**Exercise goal**
Output all of the records exactly as written.

**Entries supplied**
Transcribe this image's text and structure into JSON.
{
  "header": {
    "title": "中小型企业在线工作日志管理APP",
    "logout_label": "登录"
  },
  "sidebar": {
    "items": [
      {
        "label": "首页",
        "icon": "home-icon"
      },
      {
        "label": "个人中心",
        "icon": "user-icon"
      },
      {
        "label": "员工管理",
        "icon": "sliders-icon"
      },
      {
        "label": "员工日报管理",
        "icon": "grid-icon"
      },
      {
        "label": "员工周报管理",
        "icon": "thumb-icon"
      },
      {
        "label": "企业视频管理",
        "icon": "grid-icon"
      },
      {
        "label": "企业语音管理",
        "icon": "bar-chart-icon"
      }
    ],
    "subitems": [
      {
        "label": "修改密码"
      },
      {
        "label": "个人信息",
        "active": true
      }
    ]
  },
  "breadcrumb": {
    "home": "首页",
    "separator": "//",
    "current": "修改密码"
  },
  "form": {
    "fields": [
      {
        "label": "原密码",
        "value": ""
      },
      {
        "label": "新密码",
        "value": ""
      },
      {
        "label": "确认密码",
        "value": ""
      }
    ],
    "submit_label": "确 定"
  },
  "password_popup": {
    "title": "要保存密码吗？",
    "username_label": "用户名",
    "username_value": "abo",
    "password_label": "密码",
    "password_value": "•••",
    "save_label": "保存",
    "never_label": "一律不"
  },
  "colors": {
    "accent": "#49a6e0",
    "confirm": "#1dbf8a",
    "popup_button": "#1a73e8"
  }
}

**Exercise solution**
Transcribe this image's text and structure into JSON.
{
  "header": {
    "title": "中小型企业在线工作日志管理APP",
    "logout_label": "登录"
  },
  "sidebar": {
    "items": [
      {
        "label": "首页",
        "icon": "home-icon"
      },
      {
        "label": "个人中心",
        "icon": "user-icon"
      },
      {
        "label": "员工管理",
        "icon": "sliders-icon"
      },
      {
        "label": "员工日报管理",
        "icon": "grid-icon"
      },
      {
        "label": "员工周报管理",
        "icon": "thumb-icon"
      },
      {
        "label": "企业视频管理",
        "icon": "grid-icon"
      },
      {
        "label": "企业语音管理",
        "icon": "bar-chart-icon"
      }
    ],
    "subitems": [
      {
        "label": "修改密码"
      },
      {
        "label": "个人信息",
        "active": true
      }
    ]
  },
  "breadcrumb": {
    "home": "首页",
    "separator": "//",
    "current": "修改密码"
  },
  "form": {
    "fields": [
      {
        "label": "原密码",
        "value": ""
      },
      {
        "label": "新密码",
        "value": ""
      },
      {
        "label": "确认密码",
        "value": ""
      }
    ],
    "submit_label": "确 定"
  },
  "password_popup": {
    "title": "要保存密码吗？",
    "username_label": "用户名",
    "username_value": "abo",
    "password_label": "密码",
    "password_value": "•••",
    "save_label": "保存",
    "never_label": "一律不"
  },
  "colors": {
    "accent": "#49a6e0",
    "confirm": "#1dbf8a",
    "popup_button": "#1a73e8"
  }
}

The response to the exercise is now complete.